We will be with KUA staff at the PARK(ing) space in front of their old Kakaʻako office building at the Box Jelly/Fishcake: 307 Kamani Street on Friday, September 18, 2015, 11:00-whenever (peak programming 11a.m. -1:00 p.m.). Flora will be provided by Hui Kū Maoli Ola and Mana Ai will be conducting a poi and paʻi ai pounding demonstration (free samples). Members of Kupaʻāina will join and jam. There will be follow up community discussion at 6:00 p.m at Box Jelly.

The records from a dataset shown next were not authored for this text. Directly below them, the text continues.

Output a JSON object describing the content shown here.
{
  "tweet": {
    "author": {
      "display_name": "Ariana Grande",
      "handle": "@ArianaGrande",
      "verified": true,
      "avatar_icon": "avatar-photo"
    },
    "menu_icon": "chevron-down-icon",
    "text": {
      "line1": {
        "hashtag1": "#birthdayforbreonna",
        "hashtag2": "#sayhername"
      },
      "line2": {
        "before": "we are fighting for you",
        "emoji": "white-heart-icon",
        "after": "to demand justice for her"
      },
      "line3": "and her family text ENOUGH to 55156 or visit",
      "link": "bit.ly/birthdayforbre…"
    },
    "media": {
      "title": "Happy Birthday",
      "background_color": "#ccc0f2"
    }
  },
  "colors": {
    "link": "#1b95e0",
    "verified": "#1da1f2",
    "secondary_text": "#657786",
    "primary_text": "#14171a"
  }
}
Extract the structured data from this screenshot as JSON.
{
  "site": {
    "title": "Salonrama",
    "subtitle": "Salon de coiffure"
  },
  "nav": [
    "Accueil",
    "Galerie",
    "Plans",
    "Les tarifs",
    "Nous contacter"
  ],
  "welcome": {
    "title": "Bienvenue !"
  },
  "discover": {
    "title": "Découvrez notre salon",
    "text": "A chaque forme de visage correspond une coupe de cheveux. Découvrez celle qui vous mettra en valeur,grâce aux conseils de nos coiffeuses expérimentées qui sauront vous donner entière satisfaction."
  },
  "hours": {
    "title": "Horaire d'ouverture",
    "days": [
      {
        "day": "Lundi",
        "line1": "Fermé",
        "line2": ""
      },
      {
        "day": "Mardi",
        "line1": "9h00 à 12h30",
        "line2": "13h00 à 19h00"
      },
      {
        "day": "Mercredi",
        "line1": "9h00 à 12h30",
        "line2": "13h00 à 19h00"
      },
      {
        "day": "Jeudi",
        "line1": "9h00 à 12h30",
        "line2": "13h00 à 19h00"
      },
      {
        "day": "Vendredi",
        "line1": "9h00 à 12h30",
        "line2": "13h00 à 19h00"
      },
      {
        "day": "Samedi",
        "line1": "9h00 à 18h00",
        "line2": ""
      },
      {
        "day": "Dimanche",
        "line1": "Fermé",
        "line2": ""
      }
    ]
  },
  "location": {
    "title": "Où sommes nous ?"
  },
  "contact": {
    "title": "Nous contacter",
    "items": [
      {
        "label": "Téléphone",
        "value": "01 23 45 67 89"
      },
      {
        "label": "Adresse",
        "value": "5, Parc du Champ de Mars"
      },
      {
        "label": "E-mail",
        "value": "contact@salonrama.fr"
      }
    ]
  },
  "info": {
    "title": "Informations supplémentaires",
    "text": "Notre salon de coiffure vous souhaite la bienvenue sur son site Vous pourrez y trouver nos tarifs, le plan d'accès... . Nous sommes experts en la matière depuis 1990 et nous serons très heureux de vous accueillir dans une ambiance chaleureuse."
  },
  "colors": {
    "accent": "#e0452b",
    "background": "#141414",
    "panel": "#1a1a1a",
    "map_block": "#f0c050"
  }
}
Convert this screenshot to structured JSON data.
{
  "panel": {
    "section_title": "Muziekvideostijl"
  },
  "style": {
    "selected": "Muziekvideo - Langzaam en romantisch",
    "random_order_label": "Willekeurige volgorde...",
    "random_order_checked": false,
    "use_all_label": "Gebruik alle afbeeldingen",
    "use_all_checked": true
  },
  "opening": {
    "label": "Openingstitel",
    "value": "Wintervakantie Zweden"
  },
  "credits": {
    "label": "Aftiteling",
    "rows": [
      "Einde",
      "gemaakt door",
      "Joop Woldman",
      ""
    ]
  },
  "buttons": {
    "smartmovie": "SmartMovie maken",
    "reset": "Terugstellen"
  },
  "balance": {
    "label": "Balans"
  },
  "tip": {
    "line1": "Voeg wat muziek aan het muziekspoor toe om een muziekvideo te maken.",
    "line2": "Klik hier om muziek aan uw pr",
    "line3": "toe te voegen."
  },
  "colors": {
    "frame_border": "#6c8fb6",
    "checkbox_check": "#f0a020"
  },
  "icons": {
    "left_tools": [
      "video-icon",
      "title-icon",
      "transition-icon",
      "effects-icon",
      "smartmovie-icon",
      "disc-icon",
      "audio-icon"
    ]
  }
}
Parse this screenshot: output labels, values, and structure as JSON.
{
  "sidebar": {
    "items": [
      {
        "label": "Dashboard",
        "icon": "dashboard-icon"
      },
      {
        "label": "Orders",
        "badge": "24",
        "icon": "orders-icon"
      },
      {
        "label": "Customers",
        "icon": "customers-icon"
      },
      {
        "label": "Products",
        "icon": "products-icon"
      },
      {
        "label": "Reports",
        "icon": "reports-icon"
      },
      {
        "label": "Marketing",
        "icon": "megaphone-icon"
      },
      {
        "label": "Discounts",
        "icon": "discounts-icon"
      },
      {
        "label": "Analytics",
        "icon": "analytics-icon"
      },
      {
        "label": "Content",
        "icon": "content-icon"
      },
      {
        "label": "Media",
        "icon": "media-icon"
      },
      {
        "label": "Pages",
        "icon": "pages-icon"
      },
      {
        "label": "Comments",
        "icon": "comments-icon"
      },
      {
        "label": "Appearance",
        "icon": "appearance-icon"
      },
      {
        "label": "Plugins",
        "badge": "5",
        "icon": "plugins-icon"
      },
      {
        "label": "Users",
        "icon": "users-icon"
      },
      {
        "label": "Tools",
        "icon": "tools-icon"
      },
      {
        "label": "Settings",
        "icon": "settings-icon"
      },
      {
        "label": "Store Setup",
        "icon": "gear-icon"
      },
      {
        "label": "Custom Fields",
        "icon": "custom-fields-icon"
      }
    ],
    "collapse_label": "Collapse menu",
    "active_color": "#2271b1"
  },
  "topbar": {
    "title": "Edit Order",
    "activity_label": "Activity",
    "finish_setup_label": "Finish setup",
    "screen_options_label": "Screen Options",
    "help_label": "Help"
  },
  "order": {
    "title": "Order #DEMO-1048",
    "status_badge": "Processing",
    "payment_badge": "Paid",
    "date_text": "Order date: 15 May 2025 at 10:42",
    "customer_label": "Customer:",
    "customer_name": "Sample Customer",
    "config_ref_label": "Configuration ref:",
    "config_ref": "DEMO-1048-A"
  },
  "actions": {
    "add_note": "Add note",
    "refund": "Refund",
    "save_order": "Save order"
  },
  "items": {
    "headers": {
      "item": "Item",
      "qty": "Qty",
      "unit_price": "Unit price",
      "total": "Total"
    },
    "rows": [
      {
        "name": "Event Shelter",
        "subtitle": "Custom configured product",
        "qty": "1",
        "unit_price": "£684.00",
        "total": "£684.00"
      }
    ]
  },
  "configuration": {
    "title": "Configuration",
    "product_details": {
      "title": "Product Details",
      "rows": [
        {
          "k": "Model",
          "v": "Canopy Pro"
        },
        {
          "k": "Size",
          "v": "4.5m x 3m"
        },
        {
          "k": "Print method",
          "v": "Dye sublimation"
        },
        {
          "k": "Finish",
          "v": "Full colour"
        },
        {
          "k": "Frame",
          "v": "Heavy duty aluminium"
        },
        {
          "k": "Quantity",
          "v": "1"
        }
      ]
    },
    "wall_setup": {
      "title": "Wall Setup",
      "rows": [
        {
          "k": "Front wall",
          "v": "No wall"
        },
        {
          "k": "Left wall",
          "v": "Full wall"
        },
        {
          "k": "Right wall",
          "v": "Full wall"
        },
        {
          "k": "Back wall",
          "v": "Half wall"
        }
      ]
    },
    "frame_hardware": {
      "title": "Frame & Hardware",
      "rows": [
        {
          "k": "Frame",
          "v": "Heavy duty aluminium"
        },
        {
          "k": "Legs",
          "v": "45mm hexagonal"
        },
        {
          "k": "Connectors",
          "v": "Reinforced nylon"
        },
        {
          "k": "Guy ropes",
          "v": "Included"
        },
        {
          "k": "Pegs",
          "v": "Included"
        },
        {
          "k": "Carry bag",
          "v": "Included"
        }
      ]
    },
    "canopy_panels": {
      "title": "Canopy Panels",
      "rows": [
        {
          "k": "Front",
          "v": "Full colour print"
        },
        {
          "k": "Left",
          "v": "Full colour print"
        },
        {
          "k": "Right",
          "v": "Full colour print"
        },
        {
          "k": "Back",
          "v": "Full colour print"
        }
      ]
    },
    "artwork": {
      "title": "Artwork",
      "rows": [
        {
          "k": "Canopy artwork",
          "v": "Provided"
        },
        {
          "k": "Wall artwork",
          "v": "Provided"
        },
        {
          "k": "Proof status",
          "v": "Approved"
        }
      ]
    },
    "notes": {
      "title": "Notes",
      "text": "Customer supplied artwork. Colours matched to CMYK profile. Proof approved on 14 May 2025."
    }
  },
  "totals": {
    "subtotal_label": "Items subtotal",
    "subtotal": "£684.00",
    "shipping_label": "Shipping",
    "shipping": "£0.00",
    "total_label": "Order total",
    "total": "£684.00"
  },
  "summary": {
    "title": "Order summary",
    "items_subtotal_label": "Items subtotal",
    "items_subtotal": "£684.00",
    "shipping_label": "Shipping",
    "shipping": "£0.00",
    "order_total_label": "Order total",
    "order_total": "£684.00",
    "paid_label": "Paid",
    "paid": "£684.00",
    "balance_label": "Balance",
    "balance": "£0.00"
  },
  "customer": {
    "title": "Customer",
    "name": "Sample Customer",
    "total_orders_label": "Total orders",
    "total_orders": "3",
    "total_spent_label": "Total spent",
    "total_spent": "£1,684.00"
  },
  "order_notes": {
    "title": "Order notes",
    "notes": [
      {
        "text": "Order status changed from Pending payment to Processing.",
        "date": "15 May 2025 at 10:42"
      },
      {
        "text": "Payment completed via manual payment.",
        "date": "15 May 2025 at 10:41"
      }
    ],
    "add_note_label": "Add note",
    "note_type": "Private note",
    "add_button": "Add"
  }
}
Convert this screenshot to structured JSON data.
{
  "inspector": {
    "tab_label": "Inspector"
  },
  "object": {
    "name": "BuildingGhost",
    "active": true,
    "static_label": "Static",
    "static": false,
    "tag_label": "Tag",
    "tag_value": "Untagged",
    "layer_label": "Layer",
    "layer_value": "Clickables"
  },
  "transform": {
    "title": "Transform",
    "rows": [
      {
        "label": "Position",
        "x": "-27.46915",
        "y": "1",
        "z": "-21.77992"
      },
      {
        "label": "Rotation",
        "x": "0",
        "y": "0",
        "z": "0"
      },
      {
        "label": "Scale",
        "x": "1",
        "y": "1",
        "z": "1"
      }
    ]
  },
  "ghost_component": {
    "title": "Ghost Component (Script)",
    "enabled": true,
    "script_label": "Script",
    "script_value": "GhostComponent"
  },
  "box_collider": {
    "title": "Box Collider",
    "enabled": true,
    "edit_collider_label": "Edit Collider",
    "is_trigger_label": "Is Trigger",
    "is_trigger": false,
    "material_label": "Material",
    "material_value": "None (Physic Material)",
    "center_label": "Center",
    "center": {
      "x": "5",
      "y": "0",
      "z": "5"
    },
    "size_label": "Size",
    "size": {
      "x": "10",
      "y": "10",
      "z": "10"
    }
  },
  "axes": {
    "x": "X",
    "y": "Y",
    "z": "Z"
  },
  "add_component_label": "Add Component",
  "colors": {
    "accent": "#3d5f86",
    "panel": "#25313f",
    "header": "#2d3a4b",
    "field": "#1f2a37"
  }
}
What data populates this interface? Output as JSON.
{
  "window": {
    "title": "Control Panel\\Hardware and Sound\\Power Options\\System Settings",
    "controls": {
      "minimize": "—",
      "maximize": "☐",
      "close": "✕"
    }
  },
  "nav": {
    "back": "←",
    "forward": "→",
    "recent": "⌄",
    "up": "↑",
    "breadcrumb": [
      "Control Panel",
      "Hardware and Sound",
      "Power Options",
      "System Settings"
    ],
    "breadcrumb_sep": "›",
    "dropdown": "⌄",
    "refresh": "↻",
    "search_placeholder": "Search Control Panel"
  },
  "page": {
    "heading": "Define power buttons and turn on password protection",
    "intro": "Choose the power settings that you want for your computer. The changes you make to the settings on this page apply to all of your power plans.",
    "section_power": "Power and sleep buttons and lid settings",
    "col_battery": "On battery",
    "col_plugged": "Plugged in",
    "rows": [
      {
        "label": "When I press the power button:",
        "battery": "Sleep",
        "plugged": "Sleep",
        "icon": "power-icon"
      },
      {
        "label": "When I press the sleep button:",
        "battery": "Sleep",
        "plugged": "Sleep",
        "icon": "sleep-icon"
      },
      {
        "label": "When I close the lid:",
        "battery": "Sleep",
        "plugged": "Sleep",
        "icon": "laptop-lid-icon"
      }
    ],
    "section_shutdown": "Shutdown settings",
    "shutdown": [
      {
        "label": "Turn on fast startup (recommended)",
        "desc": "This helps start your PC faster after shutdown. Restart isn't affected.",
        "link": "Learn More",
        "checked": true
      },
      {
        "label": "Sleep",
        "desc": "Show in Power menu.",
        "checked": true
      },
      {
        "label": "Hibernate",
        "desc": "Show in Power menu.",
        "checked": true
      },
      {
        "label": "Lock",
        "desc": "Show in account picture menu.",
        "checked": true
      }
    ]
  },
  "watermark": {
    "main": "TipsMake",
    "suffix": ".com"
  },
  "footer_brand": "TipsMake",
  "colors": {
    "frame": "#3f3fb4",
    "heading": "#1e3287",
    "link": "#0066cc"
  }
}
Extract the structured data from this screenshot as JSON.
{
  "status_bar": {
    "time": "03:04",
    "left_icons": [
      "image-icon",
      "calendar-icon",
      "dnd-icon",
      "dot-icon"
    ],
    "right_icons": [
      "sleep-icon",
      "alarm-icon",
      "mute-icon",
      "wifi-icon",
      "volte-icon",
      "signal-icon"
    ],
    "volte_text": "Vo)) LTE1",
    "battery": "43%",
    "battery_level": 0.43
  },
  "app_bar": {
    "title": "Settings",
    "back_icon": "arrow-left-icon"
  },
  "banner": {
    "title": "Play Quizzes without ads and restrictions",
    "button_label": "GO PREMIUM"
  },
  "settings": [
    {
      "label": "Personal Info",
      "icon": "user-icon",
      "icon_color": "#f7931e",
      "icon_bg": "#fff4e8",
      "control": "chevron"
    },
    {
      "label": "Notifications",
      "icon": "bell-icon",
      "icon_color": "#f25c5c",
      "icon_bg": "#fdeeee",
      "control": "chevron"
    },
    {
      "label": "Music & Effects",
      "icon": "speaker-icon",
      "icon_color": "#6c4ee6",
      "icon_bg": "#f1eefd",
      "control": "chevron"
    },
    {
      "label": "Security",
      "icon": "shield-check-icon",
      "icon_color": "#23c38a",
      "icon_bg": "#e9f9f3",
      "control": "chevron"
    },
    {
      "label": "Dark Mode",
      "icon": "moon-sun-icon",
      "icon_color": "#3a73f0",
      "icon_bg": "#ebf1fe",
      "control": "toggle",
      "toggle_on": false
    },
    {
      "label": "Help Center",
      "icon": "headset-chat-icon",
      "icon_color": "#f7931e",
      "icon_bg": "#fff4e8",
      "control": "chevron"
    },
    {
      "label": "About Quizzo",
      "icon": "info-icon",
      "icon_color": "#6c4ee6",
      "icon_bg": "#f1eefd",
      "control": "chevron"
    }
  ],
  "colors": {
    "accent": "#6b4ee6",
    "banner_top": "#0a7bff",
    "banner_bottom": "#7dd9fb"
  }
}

PARK(ing) Day is an annual open-source global event where citizens, artists and activists collaborate to temporarily transform metered parking spaces into “PARK(ing)” spaces: temporary public places. The mission of PARK(ing) Day is to call attention to the need for more open space (urban or otherwise) and connect with others to generate critical debate around how public space is created and allocated … at least until the meter runs out!
PARK(ing) Day is a concept created by San Francisco art collective Rebar in 2005 to re-imagine the potential of the metered parking space.
TPL is a national non-profit land conservation organization that partners with public agencies, other non-profit organizations, and local communities to create parks and conserve land for people. TPL’s Hawaiian Islands Program has protected lands of significant importance to the people of Hawaiʻi and communities (many managed by communities themselves) across the state including properties at Lapakahi, Puʻuhonua o Hōnaunau, Kauhola Point and Wao Kele o Puna on Hawaiʻi island, Waipā, Hanalei and Limahuli on Kauaʻi, at Paukūkalo, Mūʻolea on Maui, in Hālawa Valley on Molokaʻi and Waimea Valley, Honouliuli, Kūkaniloko and Pūpūkea-Paumalū on Oʻahu. It is currently working on preservation of the Ka ʻIwi shoreline, shoreline around the Turtle Bay Resort, and the historic battlefield and burial grounds at Kuamoʻo on Hawaiʻi Island.
This information was provided by Lea Hong the Director of the Trust for Public Land Hawaiian Islands Program.